Free-for-all at lifeline of West Delhi
This is one part of the city that seems to be totally out of the government’s radar. Vendors encroaching almost half the road, pedestrians trying to make their way amid haphazardly parked buses and shared autos almost fighting to get passengers – welcome to the Pankha Road crossing.india Updated: Aug 01, 2014 14:43 IST
This is one part of the city that seems to be totally out of the government’s radar. Vendors encroaching almost half the road, pedestrians trying to make their way amid haphazardly parked buses and shared autos almost fighting to get passengers – welcome to the Pankha Road crossing.
The scene at this busy traffic intersection near Uttam Nagar in west Delhi reminds one of an old town where traffic rules and road discipline are yet to become a part of life.
No wonder, driving along this narrow stretch of Najafgarh Road — known as Shivaji Marg now — between Uttam Nagar and beyond and Central Delhi during rush hours is a nightmare.
Probably the only road that connects Central Delhi with a host of denselypopulated residential colonies that have come up along the stretch over the past couple of decades and several villages in West Delhi, Shivaji Marg serves as the lifeline for many.
According to an estimate, more than a lakh vehicles drive through this part of the stretch on any given day. The road carries twice the number of vehicles it is designed for. The Metro corridor (the longest line connecting Dwarka with Noida and Vaishali) that runs along the road though did manage to take a small number of vehicles off the road when it was thrown open for the public almost six years back. But the relief was gone in a few months and the road is now more crowded than ever before.
As you drive towards Uttam Nagar from Rajouri Garden, the chaos becomes visible from the Janakpuri West Metro station. Scores of cycle-rickshaws, battery-operated e-rickshaws and shared auto-rickshaws run under the tag of ‘Grameen Sewa’ take over every inch of space meant for them and also spill over to the road, obstructing the movement of vehicles.
The worst, however, is the Shivaji Road-Pankha Road intersection. Fruit and vegetable sellers and petty vendors have encroached upon the limited road space. The number of these vendors increases during the festival season.
“A lot of people stop their vehicles to buy fruits and vegetables. Since this market is located right at the intersection, it leads to traffic snarls. The situation is similar on the other carriageway too,” said Manoj Narang, a resident of Uttam Nagar who takes this stretch every day to travel to his office in Keshav Puram.
Heavy pedestrian movement makes life difficult for motorists as well as the pedestrian themselves. Pedestrians are often found crossing the road even when the traffic light is green, obstructing traffic movement. There is no pedestrian facility at the crossing.
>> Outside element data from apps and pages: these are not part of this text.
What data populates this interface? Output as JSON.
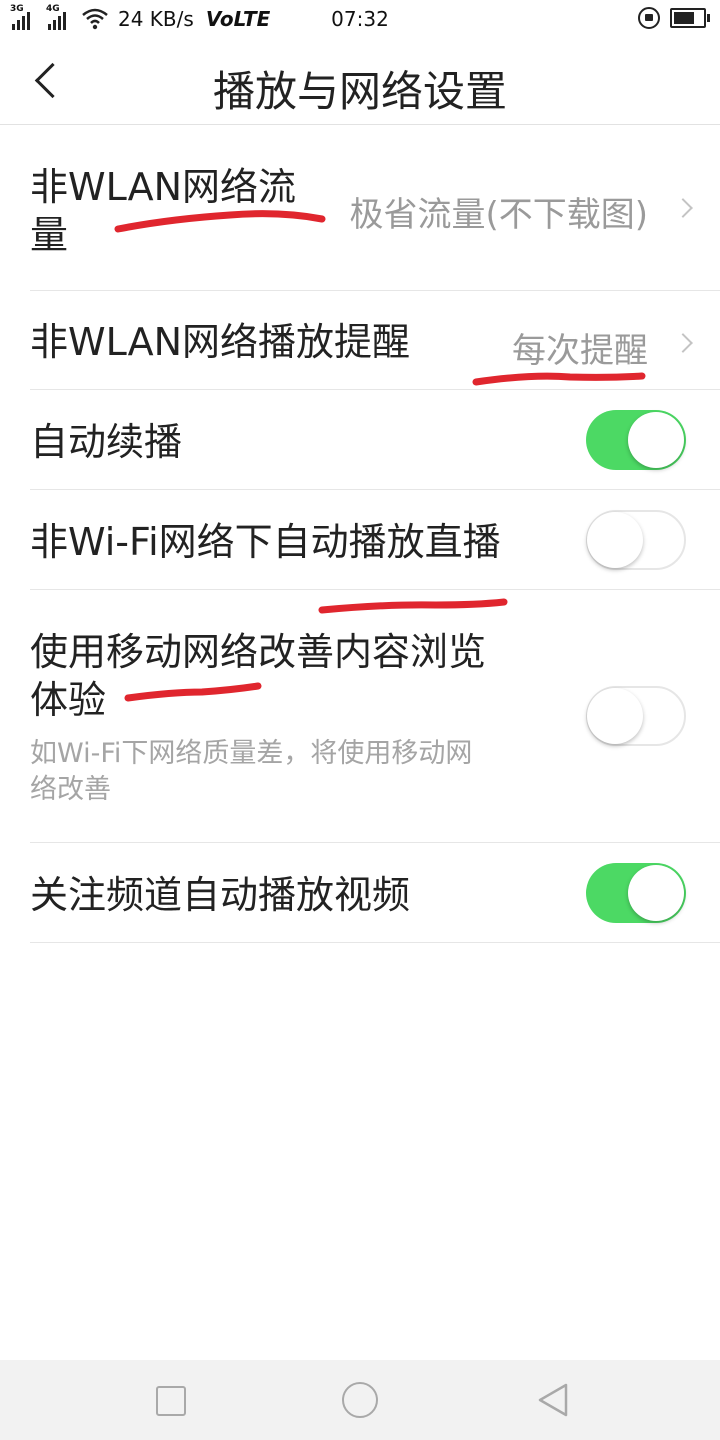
{
  "status_bar": {
    "net1": "3G",
    "net2": "4G",
    "speed": "24 KB/s",
    "volte": "VoLTE",
    "time": "07:32"
  },
  "header": {
    "title": "播放与网络设置"
  },
  "settings": {
    "row1": {
      "label_line1": "非WLAN网络流",
      "label_line2": "量",
      "value": "极省流量(不下载图)"
    },
    "row2": {
      "label": "非WLAN网络播放提醒",
      "value": "每次提醒"
    },
    "row3": {
      "label": "自动续播",
      "enabled": true
    },
    "row4": {
      "label": "非Wi-Fi网络下自动播放直播",
      "enabled": false
    },
    "row5": {
      "label_line1": "使用移动网络改善内容浏览",
      "label_line2": "体验",
      "desc_line1": "如Wi-Fi下网络质量差，将使用移动网",
      "desc_line2": "络改善",
      "enabled": false
    },
    "row6": {
      "label": "关注频道自动播放视频",
      "enabled": true
    }
  },
  "colors": {
    "toggle_on": "#4cd964",
    "annotation": "#e0262e"
  }
}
The nearest one is through the non-paid area of the Uttam Nagar West Metro station — at least 100 metres away from the traffic junction.
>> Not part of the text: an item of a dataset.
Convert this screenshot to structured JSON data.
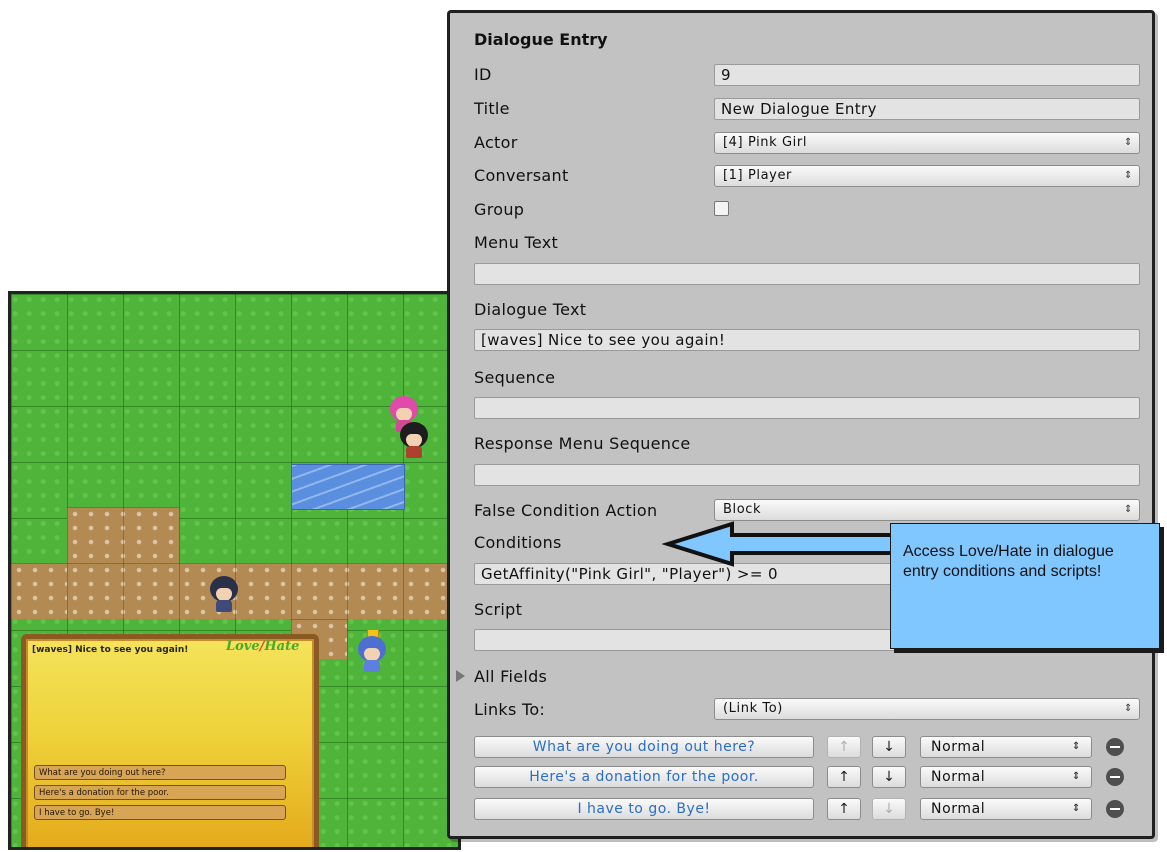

“Why would somebody walk 100 metres and then climb stairs and come back 100 metres again if he has to merely go to the other side of the road? The government should have planned something for pedestrians when the metro’s elevated track was being constructed,” said RP Gupta, a daily commuter.
While a DTC bus terminal next to the metro station is a major convenience for thousands of people living in the neighbouring colonies, it is also a cause of worry for motorists and traffic police alike. Frequent movement of buses in and out of the terminal hampers the smooth flow of vehicular movement. The buses parked outside the terminal block the right of way for many.
“We have written to the DTC and also discussed the issue with senior officers but illegally parked buses continue to be a problem,” said a traffic police officer, requesting anonymity.
“Unless these vendors are relocated elsewhere, we cannot ensure the smooth movement of vehicles. But this is an enforcement issue and has to be taken up by the municipal corporation and local police,” the officer added.
The public works department had proposed construction of an underpass for vehicles going towards Vikaspuri from Pankha Road side but the project is yet to see the light of the day.
“The road going towards Vikaspuri is narrow and needs to be widened before the underpass project could be taken up,” the traffic police officer added.
“There is a need to provide a new connectivity to traffic coming from Najafgarh, Dhansa and neighbouring villages to central Delhi to reduce pressure on Najafgarh Road. The extension of Dwarka metro line up to Najafgarh is also expected to take load off this road,” said traffic expert SP Singh.